Friday, June 29, 2007

Bonds and Baseball Will Need an Al Downing


By WILLIAM C. RHODEN
Sports of The Times
June 29, 2007

During an interview on a Boston radio station earlier this month, in anticipation of the San Francisco Giants coming to town, Boston Red Sox pitcher Curt Schilling was asked if Barry Bonds was at home run No. 754 and Schilling was pitching, would he give Bonds a pitch to hit.

“Not on purpose,” Schilling said. “I don’t want to be Al Downing.”

In fact, the essential question is this: Who will have the courage to be Al Downing?

As Bonds nears Hank Aaron’s career home run milestone, pitchers and managers will have decisions to make. Under what conditions will pitchers pitch to Bonds? Who will give him a pitch to hit?

On April 8, 1974, Downing, pitching for the Los Angeles Dodgers, threw a fastball that didn’t rise to Aaron; Aaron blasted it out of the park for career home run No. 715, which broke Babe Ruth’s home run record.

Aaron’s home run didn’t define Downing’s career as much as it tied him honorably to a historic moment.

Downing could have hidden — as Schilling apparently would have in the same situation. Instead, he tried to get Aaron to make an out.

“I feel that if you’re out on the mound and the manager hasn’t told you to intentionally walk someone, you have to do everything you can to get that batter out,” Downing said Wednesday during a telephone interview from his home in Valencia, Calif.

Downing said he had never lost a game against the Braves in the three seasons he pitched against them, “so I wasn’t worried about that, at that point. I think I’d given up two home runs to Hank. But I’d never struck him out, either.”



The underlying concern of Schilling’s comment is that in this age of all news, all the time, nobody wants to make a mistake. What’s more, no one wants their mistake to live in perpetuity.

Shawn Hill, a young pitcher for the Washington Nationals, asked about the Giants’ coming visit in August, told a reporter for The Washington Times that he would not want the honor of facing Bonds in a record-breaking situation.
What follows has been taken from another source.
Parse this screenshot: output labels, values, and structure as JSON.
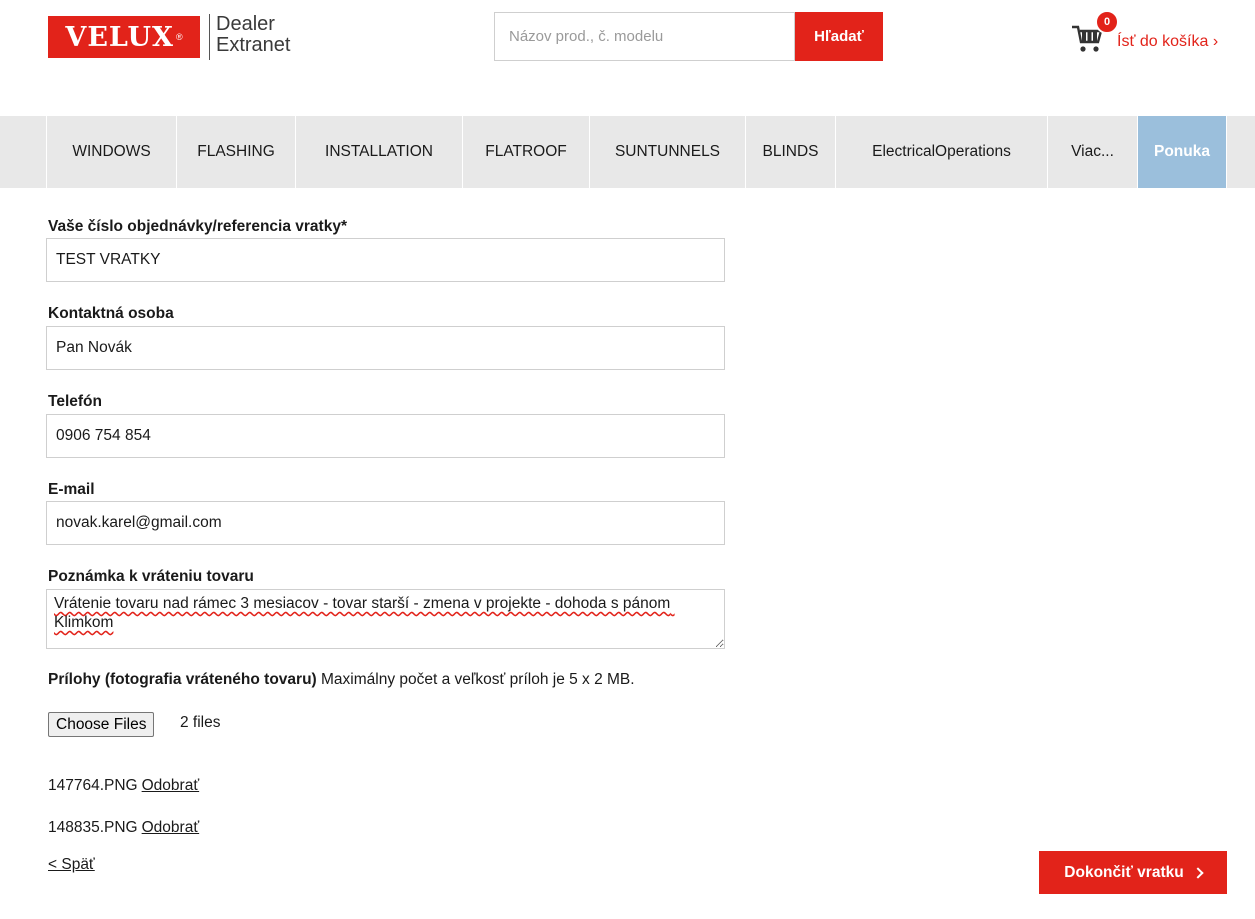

“No, thanks,” he said. “That’s how I’ll be remembered in baseball: I gave it up to Bonds? I don’t want to be that guy. I don’t think many people want to.”

Last Friday, when the Yankees faced San Francisco, reliever Scott Proctor challenged Bonds. Bonds hit home run No. 749. Two days later, Roger Clemens came on in relief and faced Bonds, but never challenged him, walking him on five pitches. Perhaps at a certain point in one’s career, the competitive spirit gives way to vanity.

“If you’re a pitcher of Hall of Fame caliber, you’re supposed to be challenging guys,” Downing said. “Otherwise, don’t pitch. You go out there and do the very best you can; don’t take it personally, because this guy has already hit seven hundred and something home runs; it’s not like he’s singling you out. You just happen to be the guy who got the ball that night.”

All Downing had to do was look at the names of pitchers who had given up home runs to Aaron: Sandy Koufax, 7; Bob Gibson, 8; Juan Marichal, 8; Don Drysdale, 17. Please.

Bonds has hit home runs against 442 pitchers.

“You’re a major league ballplayer,” Downing said. “You uphold the integrity of your own performance. Don’t let your career be defined by one moment.”

Downing’s career was not.

He broke into major league baseball with the Yankees in 1961 and generally is regarded as the Yankees’ first African-American starting pitcher. Once called the black Sandy Koufax, Downing played 17 seasons and finished with a record of 123-107 and a 3.22 earned run average. He was an All-Star in 1967, led the American League in strikeouts in 1964 and led the National League in shutouts in 1971.



The popular thinking among critics is that the steroids cloud over Bonds and over baseball will obscure the magnitude of the feat he is about to accomplish. Baseball historians know better, and the critics had better get a clearer view. This is a monumental mountain that Bonds has climbed; if all it took was a pill, the mountain would have been climbed by hundreds.

“You can talk all you want about some kind of performance enhancers, or whatever,” said Downing, who has remained in close touch with Aaron. “There’s nothing that’s going to help you hit the baseball better, other than probably glasses.”

Downing added: “This is far more complex than people want to admit. Nobody wants to look into the hard work, the perseverance, the sacrifices and also the planning both these hitters have made in order to get to this moment.”

In 1974, Downing played a major role in one of baseball’s defining moments. More than three decades later, baseball anticipates another moment, and a handful of major league pitchers will have the privilege of playing a role in the drama. Under normal circumstances, giving up a home run is generally not considered a privilege. This is different.

“Don’t look on it as a moment of failure,” Downing said. “It’s not a moment of failure; it’s one instant in your career. You have to move on from there.”

Some pitchers will shy away from the moment. Who will have the courage to be Al Downing?

E-mail: wcr@nytimes.com

0 Comments:

Post a Comment

Links to this post:

Create a Link

<< Home

Link

Web Site Hit Counters
High Speed Internet Services